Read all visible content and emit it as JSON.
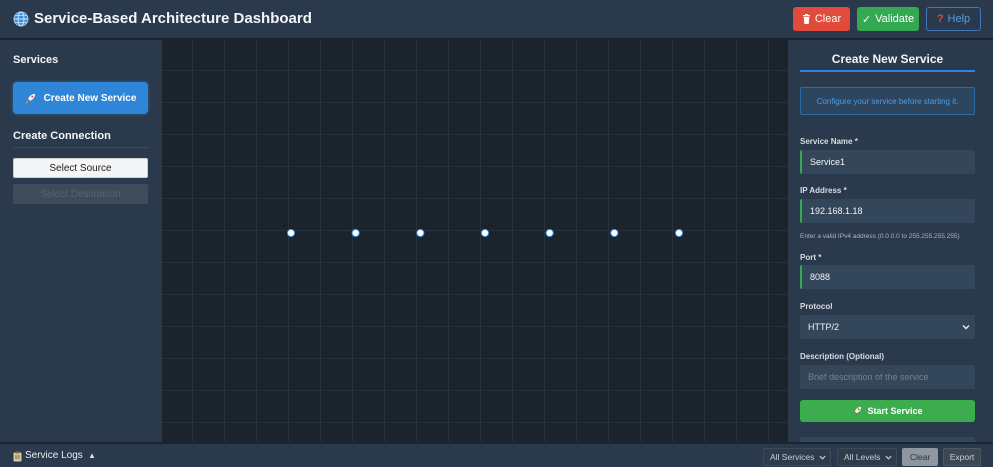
{
  "header": {
    "title": "Service-Based Architecture Dashboard",
    "icon": "globe-icon",
    "clear_label": "Clear",
    "validate_label": "Validate",
    "help_label": "Help",
    "clear_icon": "trash-icon",
    "validate_icon": "✓",
    "help_icon": "?"
  },
  "sidebar": {
    "services_title": "Services",
    "create_service_label": "Create New Service",
    "create_service_icon": "rocket-icon",
    "connection_title": "Create Connection",
    "select_source_label": "Select Source",
    "select_destination_label": "Select Destination"
  },
  "canvas": {
    "connection_points": 7
  },
  "panel": {
    "title": "Create New Service",
    "info_text": "Configure your service before starting it.",
    "service_name_label": "Service Name *",
    "service_name_value": "Service1",
    "ip_label": "IP Address *",
    "ip_value": "192.168.1.18",
    "ip_hint": "Enter a valid IPv4 address (0.0.0.0 to 255.255.255.255)",
    "port_label": "Port *",
    "port_value": "8088",
    "protocol_label": "Protocol",
    "protocol_value": "HTTP/2",
    "description_label": "Description (Optional)",
    "description_placeholder": "Brief description of the service",
    "start_label": "Start Service",
    "start_icon": "rocket-icon"
  },
  "footer": {
    "logs_title": "Service Logs",
    "logs_icon": "clipboard-icon",
    "caret": "▲",
    "services_filter": "All Services",
    "levels_filter": "All Levels",
    "clear_label": "Clear",
    "export_label": "Export"
  },
  "colors": {
    "accent": "#2f86d8",
    "success": "#35a852",
    "danger": "#e04b3c",
    "panel_bg": "#2a3a4c",
    "canvas_bg": "#1b232c"
  }
}
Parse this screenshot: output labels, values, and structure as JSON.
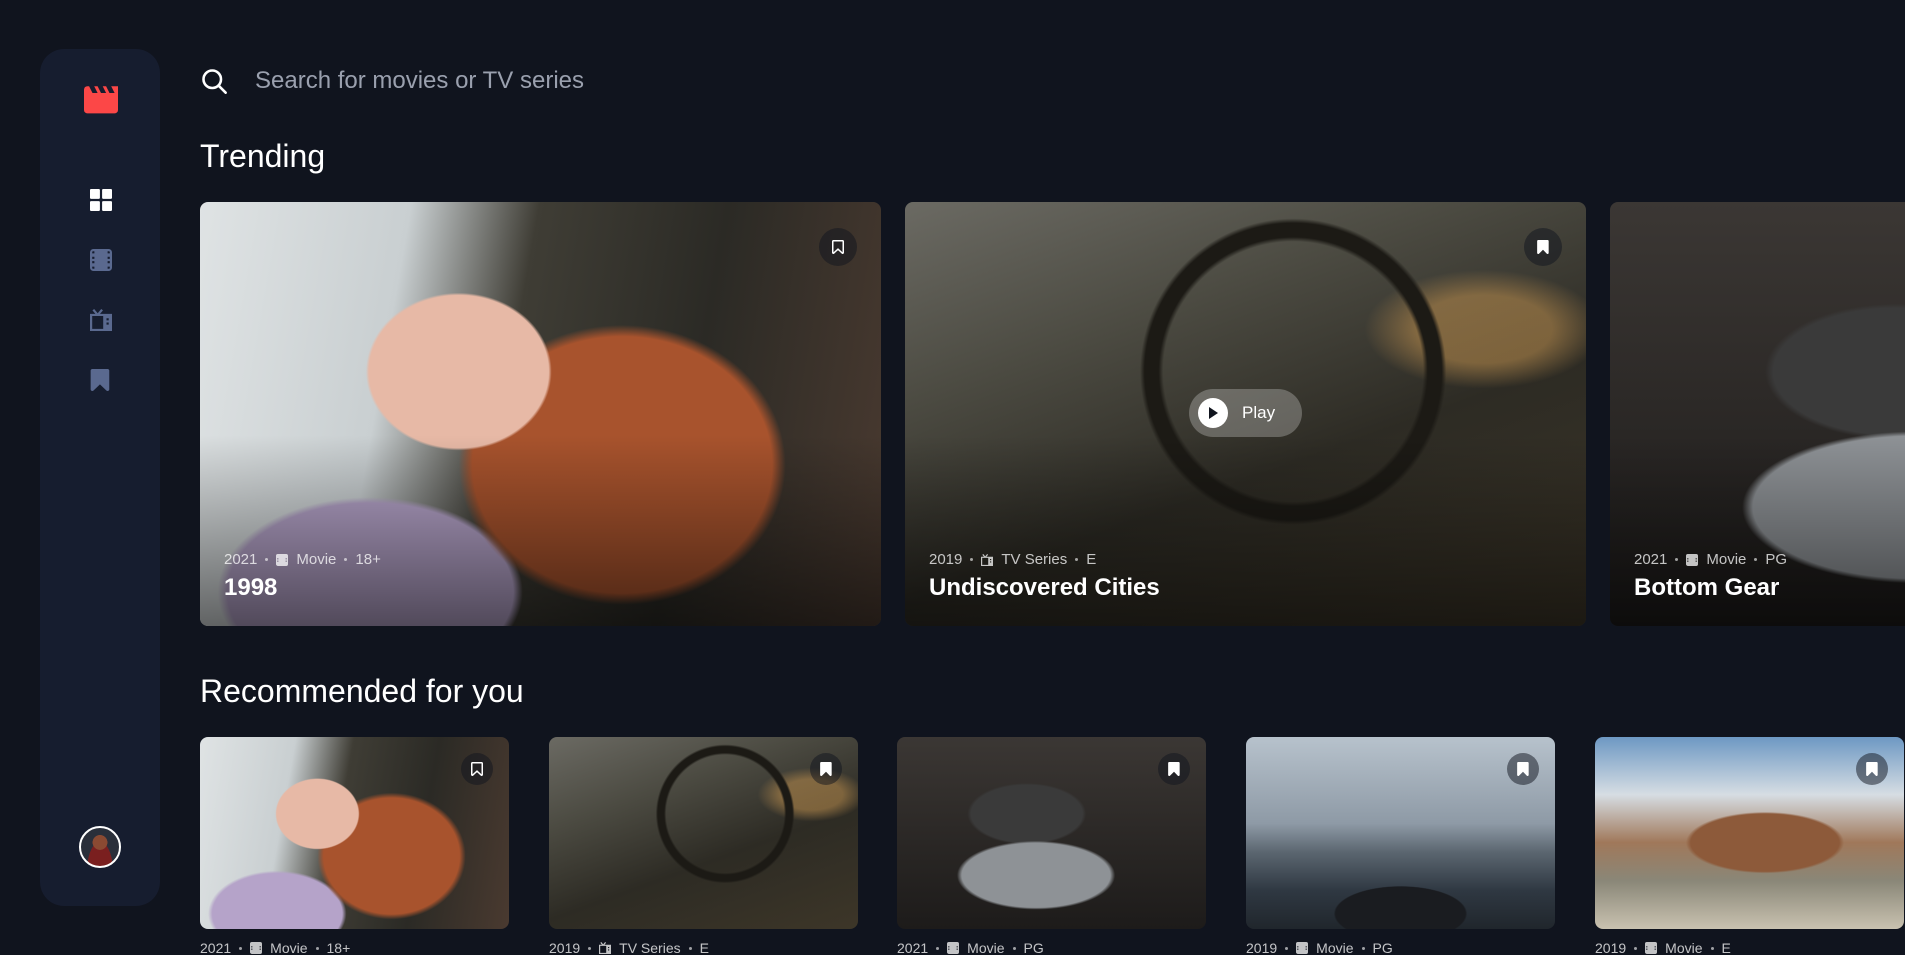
{
  "search": {
    "placeholder": "Search for movies or TV series"
  },
  "nav": {
    "items": [
      {
        "icon": "grid-icon",
        "active": true
      },
      {
        "icon": "film-icon",
        "active": false
      },
      {
        "icon": "tv-icon",
        "active": false
      },
      {
        "icon": "bookmark-icon",
        "active": false
      }
    ]
  },
  "sections": {
    "trending_title": "Trending",
    "recommended_title": "Recommended for you"
  },
  "trending": [
    {
      "year": "2021",
      "category": "Movie",
      "rating": "18+",
      "title": "1998",
      "bookmarked": false
    },
    {
      "year": "2019",
      "category": "TV Series",
      "rating": "E",
      "title": "Undiscovered Cities",
      "bookmarked": true,
      "play_label": "Play"
    },
    {
      "year": "2021",
      "category": "Movie",
      "rating": "PG",
      "title": "Bottom Gear",
      "bookmarked": false
    }
  ],
  "recommended": [
    {
      "year": "2021",
      "category": "Movie",
      "rating": "18+",
      "bookmarked": false
    },
    {
      "year": "2019",
      "category": "TV Series",
      "rating": "E",
      "bookmarked": true
    },
    {
      "year": "2021",
      "category": "Movie",
      "rating": "PG",
      "bookmarked": true
    },
    {
      "year": "2019",
      "category": "Movie",
      "rating": "PG",
      "bookmarked": true
    },
    {
      "year": "2019",
      "category": "Movie",
      "rating": "E",
      "bookmarked": true
    }
  ],
  "colors": {
    "background": "#10141E",
    "sidebar": "#161D2F",
    "accent": "#FC4747",
    "nav_inactive": "#5A698F"
  }
}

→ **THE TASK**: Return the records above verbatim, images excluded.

→ **SOLUTION**:
Read all visible content and emit it as JSON.
{
  "header": {
    "title": "Service-Based Architecture Dashboard",
    "icon": "globe-icon",
    "clear_label": "Clear",
    "validate_label": "Validate",
    "help_label": "Help",
    "clear_icon": "trash-icon",
    "validate_icon": "✓",
    "help_icon": "?"
  },
  "sidebar": {
    "services_title": "Services",
    "create_service_label": "Create New Service",
    "create_service_icon": "rocket-icon",
    "connection_title": "Create Connection",
    "select_source_label": "Select Source",
    "select_destination_label": "Select Destination"
  },
  "canvas": {
    "connection_points": 7
  },
  "panel": {
    "title": "Create New Service",
    "info_text": "Configure your service before starting it.",
    "service_name_label": "Service Name *",
    "service_name_value": "Service1",
    "ip_label": "IP Address *",
    "ip_value": "192.168.1.18",
    "ip_hint": "Enter a valid IPv4 address (0.0.0.0 to 255.255.255.255)",
    "port_label": "Port *",
    "port_value": "8088",
    "protocol_label": "Protocol",
    "protocol_value": "HTTP/2",
    "description_label": "Description (Optional)",
    "description_placeholder": "Brief description of the service",
    "start_label": "Start Service",
    "start_icon": "rocket-icon"
  },
  "footer": {
    "logs_title": "Service Logs",
    "logs_icon": "clipboard-icon",
    "caret": "▲",
    "services_filter": "All Services",
    "levels_filter": "All Levels",
    "clear_label": "Clear",
    "export_label": "Export"
  },
  "colors": {
    "accent": "#2f86d8",
    "success": "#35a852",
    "danger": "#e04b3c",
    "panel_bg": "#2a3a4c",
    "canvas_bg": "#1b232c"
  }
}
Parse this screenshot: output labels, values, and structure as JSON.
{
  "search": {
    "placeholder": "Search for movies or TV series"
  },
  "nav": {
    "items": [
      {
        "icon": "grid-icon",
        "active": true
      },
      {
        "icon": "film-icon",
        "active": false
      },
      {
        "icon": "tv-icon",
        "active": false
      },
      {
        "icon": "bookmark-icon",
        "active": false
      }
    ]
  },
  "sections": {
    "trending_title": "Trending",
    "recommended_title": "Recommended for you"
  },
  "trending": [
    {
      "year": "2021",
      "category": "Movie",
      "rating": "18+",
      "title": "1998",
      "bookmarked": false
    },
    {
      "year": "2019",
      "category": "TV Series",
      "rating": "E",
      "title": "Undiscovered Cities",
      "bookmarked": true,
      "play_label": "Play"
    },
    {
      "year": "2021",
      "category": "Movie",
      "rating": "PG",
      "title": "Bottom Gear",
      "bookmarked": false
    }
  ],
  "recommended": [
    {
      "year": "2021",
      "category": "Movie",
      "rating": "18+",
      "bookmarked": false
    },
    {
      "year": "2019",
      "category": "TV Series",
      "rating": "E",
      "bookmarked": true
    },
    {
      "year": "2021",
      "category": "Movie",
      "rating": "PG",
      "bookmarked": true
    },
    {
      "year": "2019",
      "category": "Movie",
      "rating": "PG",
      "bookmarked": true
    },
    {
      "year": "2019",
      "category": "Movie",
      "rating": "E",
      "bookmarked": true
    }
  ],
  "colors": {
    "background": "#10141E",
    "sidebar": "#161D2F",
    "accent": "#FC4747",
    "nav_inactive": "#5A698F"
  }
}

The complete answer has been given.